** Data for this exercise follows **

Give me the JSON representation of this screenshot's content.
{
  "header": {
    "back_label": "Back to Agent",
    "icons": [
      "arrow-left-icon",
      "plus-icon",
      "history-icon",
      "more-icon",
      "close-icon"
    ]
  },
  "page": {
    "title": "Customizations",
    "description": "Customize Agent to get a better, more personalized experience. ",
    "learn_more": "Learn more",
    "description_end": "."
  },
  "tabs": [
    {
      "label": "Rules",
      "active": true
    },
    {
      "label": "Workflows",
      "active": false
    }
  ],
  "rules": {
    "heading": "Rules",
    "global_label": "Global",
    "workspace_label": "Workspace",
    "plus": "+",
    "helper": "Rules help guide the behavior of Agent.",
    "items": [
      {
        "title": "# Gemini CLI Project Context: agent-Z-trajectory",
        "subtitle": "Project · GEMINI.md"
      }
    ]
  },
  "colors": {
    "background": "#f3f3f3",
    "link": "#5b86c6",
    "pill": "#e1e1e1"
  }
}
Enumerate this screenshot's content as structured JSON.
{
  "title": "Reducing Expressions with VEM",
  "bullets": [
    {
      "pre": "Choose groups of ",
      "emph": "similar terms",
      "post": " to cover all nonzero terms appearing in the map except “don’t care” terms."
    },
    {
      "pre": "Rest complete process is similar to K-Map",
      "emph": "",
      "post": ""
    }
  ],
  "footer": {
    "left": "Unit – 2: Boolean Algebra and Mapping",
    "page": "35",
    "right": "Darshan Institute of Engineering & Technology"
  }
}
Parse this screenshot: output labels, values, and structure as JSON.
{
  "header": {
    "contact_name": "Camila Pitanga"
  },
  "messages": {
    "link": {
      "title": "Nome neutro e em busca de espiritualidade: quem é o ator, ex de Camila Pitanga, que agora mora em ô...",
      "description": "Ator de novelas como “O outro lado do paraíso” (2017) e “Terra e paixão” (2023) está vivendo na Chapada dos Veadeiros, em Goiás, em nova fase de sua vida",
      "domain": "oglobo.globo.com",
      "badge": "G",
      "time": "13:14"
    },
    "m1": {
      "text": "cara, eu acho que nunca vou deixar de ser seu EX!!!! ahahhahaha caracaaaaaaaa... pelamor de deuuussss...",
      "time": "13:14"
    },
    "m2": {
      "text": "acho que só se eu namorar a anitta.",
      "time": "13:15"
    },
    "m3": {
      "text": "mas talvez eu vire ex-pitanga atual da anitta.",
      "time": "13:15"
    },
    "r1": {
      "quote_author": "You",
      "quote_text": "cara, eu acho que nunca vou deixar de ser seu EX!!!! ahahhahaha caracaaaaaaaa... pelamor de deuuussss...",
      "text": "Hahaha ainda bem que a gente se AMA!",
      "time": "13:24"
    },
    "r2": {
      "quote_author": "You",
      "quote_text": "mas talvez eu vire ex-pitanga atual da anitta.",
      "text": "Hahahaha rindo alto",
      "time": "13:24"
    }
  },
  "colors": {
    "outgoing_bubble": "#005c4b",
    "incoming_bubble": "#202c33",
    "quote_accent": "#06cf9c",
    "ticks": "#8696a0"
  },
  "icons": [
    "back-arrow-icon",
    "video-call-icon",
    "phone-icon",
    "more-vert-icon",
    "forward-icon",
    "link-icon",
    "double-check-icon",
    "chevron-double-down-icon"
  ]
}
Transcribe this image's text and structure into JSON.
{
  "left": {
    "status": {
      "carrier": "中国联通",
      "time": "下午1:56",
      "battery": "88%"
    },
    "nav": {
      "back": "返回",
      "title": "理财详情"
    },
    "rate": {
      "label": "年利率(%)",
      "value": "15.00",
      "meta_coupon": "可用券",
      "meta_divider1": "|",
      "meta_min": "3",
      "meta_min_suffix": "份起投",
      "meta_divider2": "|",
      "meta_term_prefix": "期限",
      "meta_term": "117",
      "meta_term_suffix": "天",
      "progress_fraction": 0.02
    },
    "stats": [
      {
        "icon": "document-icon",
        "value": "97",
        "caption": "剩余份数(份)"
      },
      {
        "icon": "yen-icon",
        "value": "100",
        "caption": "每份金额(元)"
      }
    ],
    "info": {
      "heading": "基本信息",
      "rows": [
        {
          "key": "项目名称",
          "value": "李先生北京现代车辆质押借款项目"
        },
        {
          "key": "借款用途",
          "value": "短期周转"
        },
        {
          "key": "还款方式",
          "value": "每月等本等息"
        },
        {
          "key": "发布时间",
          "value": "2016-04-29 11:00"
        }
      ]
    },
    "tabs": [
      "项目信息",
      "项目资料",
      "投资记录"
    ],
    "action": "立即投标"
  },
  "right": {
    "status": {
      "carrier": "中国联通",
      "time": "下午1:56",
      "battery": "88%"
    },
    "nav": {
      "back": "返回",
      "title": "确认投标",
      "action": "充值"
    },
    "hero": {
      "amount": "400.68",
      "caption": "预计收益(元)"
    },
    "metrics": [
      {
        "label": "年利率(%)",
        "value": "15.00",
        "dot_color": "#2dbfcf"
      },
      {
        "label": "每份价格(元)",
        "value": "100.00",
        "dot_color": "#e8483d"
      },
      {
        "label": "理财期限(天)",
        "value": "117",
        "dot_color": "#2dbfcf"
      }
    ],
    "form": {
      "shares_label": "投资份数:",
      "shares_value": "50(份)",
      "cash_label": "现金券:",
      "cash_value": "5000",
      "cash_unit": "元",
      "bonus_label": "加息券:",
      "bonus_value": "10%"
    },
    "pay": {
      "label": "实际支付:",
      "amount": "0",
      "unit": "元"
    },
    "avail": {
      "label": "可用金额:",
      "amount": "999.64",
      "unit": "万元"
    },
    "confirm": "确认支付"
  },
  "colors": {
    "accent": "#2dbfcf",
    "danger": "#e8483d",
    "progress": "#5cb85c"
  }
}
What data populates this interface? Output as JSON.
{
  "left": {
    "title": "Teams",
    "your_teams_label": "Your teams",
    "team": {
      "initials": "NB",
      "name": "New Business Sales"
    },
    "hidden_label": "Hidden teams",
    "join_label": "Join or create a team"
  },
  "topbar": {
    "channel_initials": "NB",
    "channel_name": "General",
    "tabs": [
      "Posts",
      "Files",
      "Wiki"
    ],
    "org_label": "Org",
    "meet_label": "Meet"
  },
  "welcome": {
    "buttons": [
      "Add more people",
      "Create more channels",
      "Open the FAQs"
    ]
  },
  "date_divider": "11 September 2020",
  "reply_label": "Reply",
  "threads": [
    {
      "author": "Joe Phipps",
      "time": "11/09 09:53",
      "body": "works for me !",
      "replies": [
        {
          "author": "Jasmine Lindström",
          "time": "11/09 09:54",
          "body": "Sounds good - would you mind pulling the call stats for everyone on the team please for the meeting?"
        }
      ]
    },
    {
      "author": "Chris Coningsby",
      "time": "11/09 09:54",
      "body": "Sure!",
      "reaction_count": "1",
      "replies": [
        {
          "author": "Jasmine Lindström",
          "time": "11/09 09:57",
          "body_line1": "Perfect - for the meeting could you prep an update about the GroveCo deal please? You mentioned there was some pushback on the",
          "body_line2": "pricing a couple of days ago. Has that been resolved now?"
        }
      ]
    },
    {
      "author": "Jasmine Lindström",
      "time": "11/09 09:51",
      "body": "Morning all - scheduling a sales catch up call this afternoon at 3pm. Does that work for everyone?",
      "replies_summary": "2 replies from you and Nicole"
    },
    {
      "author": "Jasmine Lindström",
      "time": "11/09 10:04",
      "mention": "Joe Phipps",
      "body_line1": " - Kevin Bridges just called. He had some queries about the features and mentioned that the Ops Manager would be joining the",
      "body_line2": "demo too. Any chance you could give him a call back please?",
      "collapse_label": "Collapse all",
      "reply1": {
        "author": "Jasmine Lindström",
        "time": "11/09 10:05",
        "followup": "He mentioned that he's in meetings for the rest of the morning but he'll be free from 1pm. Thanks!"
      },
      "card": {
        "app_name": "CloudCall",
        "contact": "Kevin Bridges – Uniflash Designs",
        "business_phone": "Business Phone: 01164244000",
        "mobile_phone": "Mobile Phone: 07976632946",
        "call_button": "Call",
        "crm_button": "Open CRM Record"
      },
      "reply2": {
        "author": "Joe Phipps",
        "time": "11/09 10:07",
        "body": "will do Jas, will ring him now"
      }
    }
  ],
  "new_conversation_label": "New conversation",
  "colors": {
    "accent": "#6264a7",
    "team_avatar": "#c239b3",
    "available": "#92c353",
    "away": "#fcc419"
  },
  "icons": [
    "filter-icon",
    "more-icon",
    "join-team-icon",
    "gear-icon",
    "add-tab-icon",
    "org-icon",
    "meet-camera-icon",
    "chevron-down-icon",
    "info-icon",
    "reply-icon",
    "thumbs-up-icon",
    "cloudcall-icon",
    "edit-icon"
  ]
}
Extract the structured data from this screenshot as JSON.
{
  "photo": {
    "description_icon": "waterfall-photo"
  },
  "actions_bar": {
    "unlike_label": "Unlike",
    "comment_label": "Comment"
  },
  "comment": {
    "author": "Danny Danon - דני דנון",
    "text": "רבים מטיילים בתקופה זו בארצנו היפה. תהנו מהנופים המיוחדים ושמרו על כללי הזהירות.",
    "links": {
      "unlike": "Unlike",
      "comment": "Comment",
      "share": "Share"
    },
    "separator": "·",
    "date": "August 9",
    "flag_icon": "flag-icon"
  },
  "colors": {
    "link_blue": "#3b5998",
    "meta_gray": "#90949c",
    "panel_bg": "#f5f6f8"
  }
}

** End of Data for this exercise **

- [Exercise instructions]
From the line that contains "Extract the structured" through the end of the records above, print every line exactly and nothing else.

- [Expected answer]
Extract the structured data from this screenshot as JSON.
{
  "photo": {
    "description_icon": "waterfall-photo"
  },
  "actions_bar": {
    "unlike_label": "Unlike",
    "comment_label": "Comment"
  },
  "comment": {
    "author": "Danny Danon - דני דנון",
    "text": "רבים מטיילים בתקופה זו בארצנו היפה. תהנו מהנופים המיוחדים ושמרו על כללי הזהירות.",
    "links": {
      "unlike": "Unlike",
      "comment": "Comment",
      "share": "Share"
    },
    "separator": "·",
    "date": "August 9",
    "flag_icon": "flag-icon"
  },
  "colors": {
    "link_blue": "#3b5998",
    "meta_gray": "#90949c",
    "panel_bg": "#f5f6f8"
  }
}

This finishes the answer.